* Action item: The lines to return are those below that contain the word "name".

..............................

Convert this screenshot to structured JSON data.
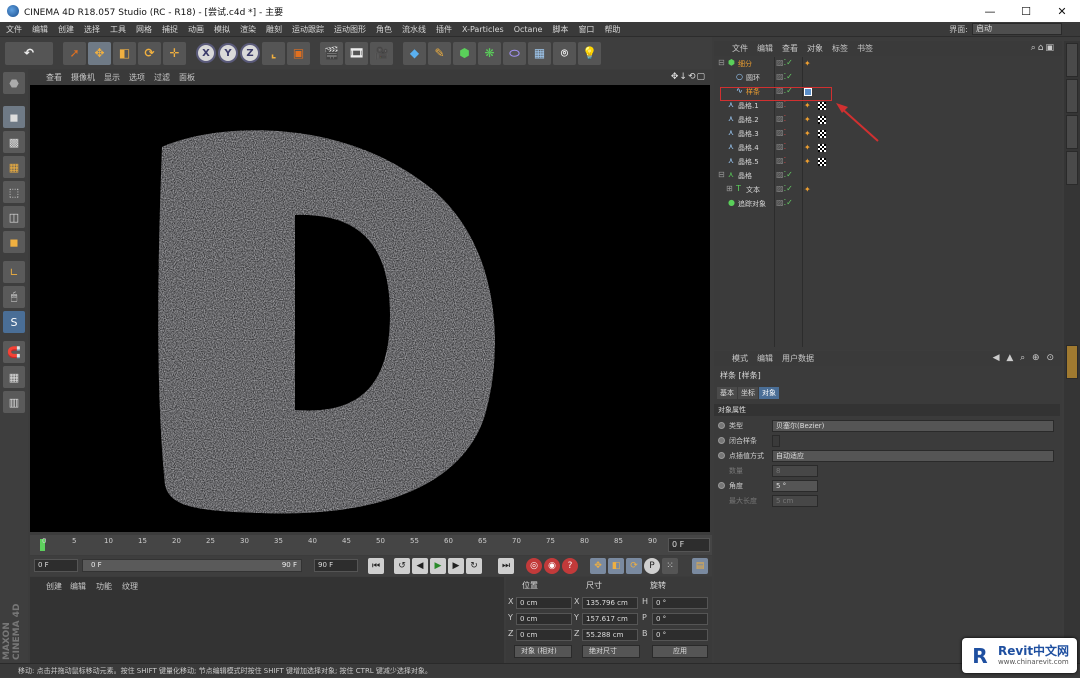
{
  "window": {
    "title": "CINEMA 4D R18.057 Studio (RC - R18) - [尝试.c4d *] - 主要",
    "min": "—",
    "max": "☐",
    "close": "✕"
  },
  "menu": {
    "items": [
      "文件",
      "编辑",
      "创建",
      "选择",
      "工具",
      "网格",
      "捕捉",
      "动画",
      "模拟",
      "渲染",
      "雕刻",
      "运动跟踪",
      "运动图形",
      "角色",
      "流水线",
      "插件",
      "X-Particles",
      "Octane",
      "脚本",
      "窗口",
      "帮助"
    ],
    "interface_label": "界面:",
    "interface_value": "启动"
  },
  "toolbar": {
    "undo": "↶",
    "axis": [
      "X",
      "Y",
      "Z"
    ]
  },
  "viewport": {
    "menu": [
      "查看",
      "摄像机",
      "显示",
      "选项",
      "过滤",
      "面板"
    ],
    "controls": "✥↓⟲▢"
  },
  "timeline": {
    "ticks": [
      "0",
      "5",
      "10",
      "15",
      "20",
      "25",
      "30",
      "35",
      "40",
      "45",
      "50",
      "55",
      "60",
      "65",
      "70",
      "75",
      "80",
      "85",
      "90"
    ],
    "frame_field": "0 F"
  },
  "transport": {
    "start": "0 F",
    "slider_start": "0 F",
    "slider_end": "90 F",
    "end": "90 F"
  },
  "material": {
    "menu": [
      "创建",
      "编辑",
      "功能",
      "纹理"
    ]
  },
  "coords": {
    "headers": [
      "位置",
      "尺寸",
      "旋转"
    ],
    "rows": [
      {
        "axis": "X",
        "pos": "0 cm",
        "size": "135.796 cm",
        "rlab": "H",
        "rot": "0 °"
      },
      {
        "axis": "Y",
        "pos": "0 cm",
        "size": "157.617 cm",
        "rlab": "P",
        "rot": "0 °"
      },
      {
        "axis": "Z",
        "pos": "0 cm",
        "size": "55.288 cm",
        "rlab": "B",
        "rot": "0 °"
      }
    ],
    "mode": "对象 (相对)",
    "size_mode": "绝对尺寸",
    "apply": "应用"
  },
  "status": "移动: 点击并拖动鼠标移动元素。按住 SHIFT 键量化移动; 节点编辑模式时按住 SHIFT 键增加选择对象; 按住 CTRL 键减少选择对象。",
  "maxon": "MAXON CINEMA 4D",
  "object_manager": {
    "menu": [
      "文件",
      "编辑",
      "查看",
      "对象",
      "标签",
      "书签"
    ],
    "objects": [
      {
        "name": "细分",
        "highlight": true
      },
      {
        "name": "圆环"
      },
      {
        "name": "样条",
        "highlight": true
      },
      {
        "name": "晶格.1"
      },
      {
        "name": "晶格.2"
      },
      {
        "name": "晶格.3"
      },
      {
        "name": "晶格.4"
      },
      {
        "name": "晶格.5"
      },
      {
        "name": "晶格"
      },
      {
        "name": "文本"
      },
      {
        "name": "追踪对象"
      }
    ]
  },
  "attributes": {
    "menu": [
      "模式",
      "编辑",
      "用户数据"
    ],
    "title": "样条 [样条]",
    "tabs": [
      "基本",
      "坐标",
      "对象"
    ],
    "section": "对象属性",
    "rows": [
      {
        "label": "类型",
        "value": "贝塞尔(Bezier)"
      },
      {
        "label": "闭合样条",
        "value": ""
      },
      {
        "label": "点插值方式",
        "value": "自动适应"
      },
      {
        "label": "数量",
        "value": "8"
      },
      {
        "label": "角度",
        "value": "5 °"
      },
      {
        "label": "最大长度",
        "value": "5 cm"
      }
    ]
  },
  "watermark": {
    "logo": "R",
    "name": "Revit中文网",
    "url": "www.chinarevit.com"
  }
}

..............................

* Exercise result:
        "name": "细分",
        "name": "圆环"
        "name": "样条",
        "name": "晶格.1"
        "name": "晶格.2"
        "name": "晶格.3"
        "name": "晶格.4"
        "name": "晶格.5"
        "name": "晶格"
        "name": "文本"
        "name": "追踪对象"
    "name": "Revit中文网",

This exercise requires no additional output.